CHANGER, which stands for Communities, Homeowners and Neighbors Gaining Economic Rights, organized the protest and said in a statement that Washington Mutual and H&R Block's mortgage lending unit Option One are connected to many of the subprime loans in southeast Queens. The group has been trying unsuccessfully to contact executives at both banks to renegotiate loans.Washington Mutual announced in December that it is planning to close its home loan centers, one of which is at the corner of Merrick Boulevard and 110th Avenue, directly across the street from the Allen AME Cathedral, and H&R Block is trying to sell Option One, said Lionel Ouellette, executive director of CHANGER.”Our letters and calls for high-ranking officials at Washington Mutual and H&R Block have not gotten any response. Before Washington Mutual and H&R Block jump off the scene they have to do what's right with their customers,” Oullette said.The two banks have made huge profits buying subprime loans, but have thus far refused to work with the community, he said.The point of the CHANGER protest was to send a message to southeast Queens families to take control of their situation and find a way to get banks to work with them, he said.”The government's response and industry's response is that these people are supposed to lose their homes and just go away,” Ouellette said. “Unless owners en masse rise up and challenge them and bring attention to the banks, it will result in thousands more people losing their homes.”hrb owned subprime lender opt1 – they're 2 particular lenders a lot of our membership is dealing with.”The banks have a stronghold on housing in some communities,” Ouellette said. “Instead of people having access to fair mortgage products, they have to go through subprime loans.”Deborah Seabrook, 59, wants her house back. She has lived on 116th Avenue in St. Albans since 1952, in a house her family owned in full as of 1982, or at least she used to live there until June 26, 2006, when a United States marshal changed the locks and informed her that the mortgage was in foreclosure.Seabrook said her elderly mother's identity was stolen in 1995 and used to make her a straw buyer, sending ownership of the house through multiple hands and lending institutions, including Washington Mutual and Long Beach Mortgage Company, one of its subsidiaries.”Washington Mutual denies having anything to do with it even though they're listed as the foreclosing bank,” she said. Documents from October 2005 on the Department of Finance Web site back this up, though it lists Seabrook's mother, Lucretia Spence's, address as 90-35 148th Street, which is not her home but the address of the Queens County Bar Association.”We're trying to get out that banks are accepting fraudulent information,” Seabrook said. “Washington Mutual gave us a letter [from May 2005] stating that we owed nothing.”Then Spence's identity was used to transfer the deed to the house to by someone named Chen Lun Hsu to take out a new deed and new mortgage totaling $666,000 on the one-family house in October 2005. Hsu's name appears several times in the house's records listed since 2005 on the city Department of Finance Web site.
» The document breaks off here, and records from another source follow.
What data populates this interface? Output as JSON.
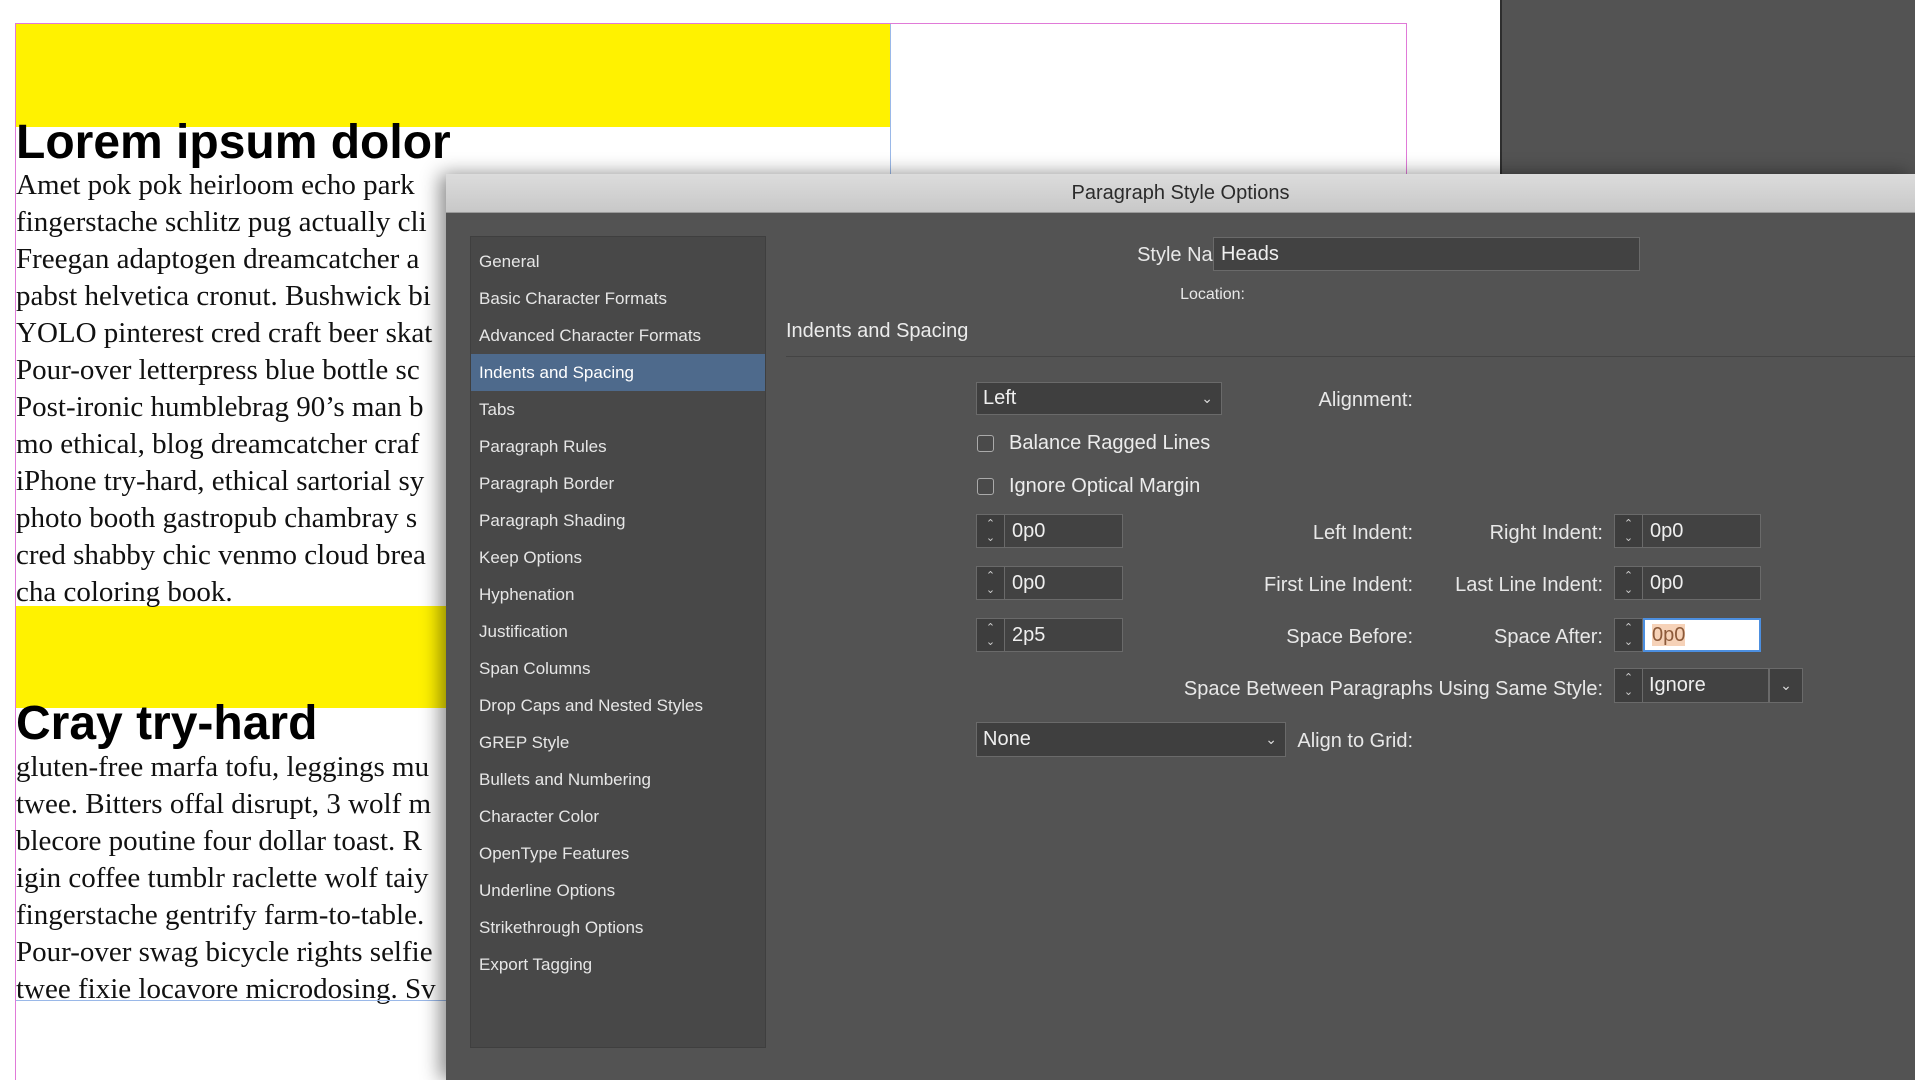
{
  "document": {
    "heading1": "Lorem ipsum dolor",
    "paragraph1": [
      "Amet pok pok heirloom echo park",
      "fingerstache schlitz pug actually cli",
      "Freegan adaptogen dreamcatcher a",
      "pabst helvetica cronut. Bushwick bi",
      "YOLO pinterest cred craft beer skat",
      "Pour-over letterpress blue bottle sc",
      "Post-ironic humblebrag 90’s man b",
      "mo ethical, blog dreamcatcher craf",
      "iPhone try-hard, ethical sartorial sy",
      "photo booth gastropub chambray s",
      "cred shabby chic venmo cloud brea",
      "cha coloring book."
    ],
    "heading2": "Cray try-hard",
    "paragraph2": [
      "gluten-free marfa tofu, leggings mu",
      "twee. Bitters offal disrupt, 3 wolf m",
      "blecore poutine four dollar toast. R",
      "igin coffee tumblr raclette wolf taiy",
      "fingerstache gentrify farm-to-table.",
      "Pour-over swag bicycle rights selfie",
      "twee fixie locavore microdosing. Sv"
    ]
  },
  "dialog": {
    "title": "Paragraph Style Options",
    "style_name_label": "Style Name:",
    "style_name_value": "Heads",
    "location_label": "Location:",
    "section_title": "Indents and Spacing",
    "sidebar": [
      "General",
      "Basic Character Formats",
      "Advanced Character Formats",
      "Indents and Spacing",
      "Tabs",
      "Paragraph Rules",
      "Paragraph Border",
      "Paragraph Shading",
      "Keep Options",
      "Hyphenation",
      "Justification",
      "Span Columns",
      "Drop Caps and Nested Styles",
      "GREP Style",
      "Bullets and Numbering",
      "Character Color",
      "OpenType Features",
      "Underline Options",
      "Strikethrough Options",
      "Export Tagging"
    ],
    "selected_sidebar_item": "Indents and Spacing",
    "alignment": {
      "label": "Alignment:",
      "value": "Left"
    },
    "balance_ragged_lines": {
      "label": "Balance Ragged Lines",
      "checked": false
    },
    "ignore_optical_margin": {
      "label": "Ignore Optical Margin",
      "checked": false
    },
    "left_indent": {
      "label": "Left Indent:",
      "value": "0p0"
    },
    "right_indent": {
      "label": "Right Indent:",
      "value": "0p0"
    },
    "first_line_indent": {
      "label": "First Line Indent:",
      "value": "0p0"
    },
    "last_line_indent": {
      "label": "Last Line Indent:",
      "value": "0p0"
    },
    "space_before": {
      "label": "Space Before:",
      "value": "2p5"
    },
    "space_after": {
      "label": "Space After:",
      "value": "0p0"
    },
    "space_between": {
      "label": "Space Between Paragraphs Using Same Style:",
      "value": "Ignore"
    },
    "align_to_grid": {
      "label": "Align to Grid:",
      "value": "None"
    }
  },
  "colors": {
    "highlight_band": "#fff200",
    "dialog_bg": "#535353",
    "selected_item": "#4e6a8c",
    "focus_ring": "#4c8fe0"
  }
}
Another $95,560 mortgage was then taken out on the property in Hsu's name in February 2007. The city recognizes the name on the last deed filed as the owner of the property, which by now is Hsu's, Seabrook said.CHANGER aims to give local buyers the tools to fight foreclosure, Ouellette said. “They have to join up with other homeowners, file complaints with Better Business Bureau and identify who their mortgage broker is,” he said. “We'll keep track of the mortgage brokers, create a database and link it together” so that prospective buyers can search it and so the organization can send the information to the state attorney general.Reach reporter Alex Christodoulides by e-mail at email@example.com or by phone at 718-229-0300, Ext. 155.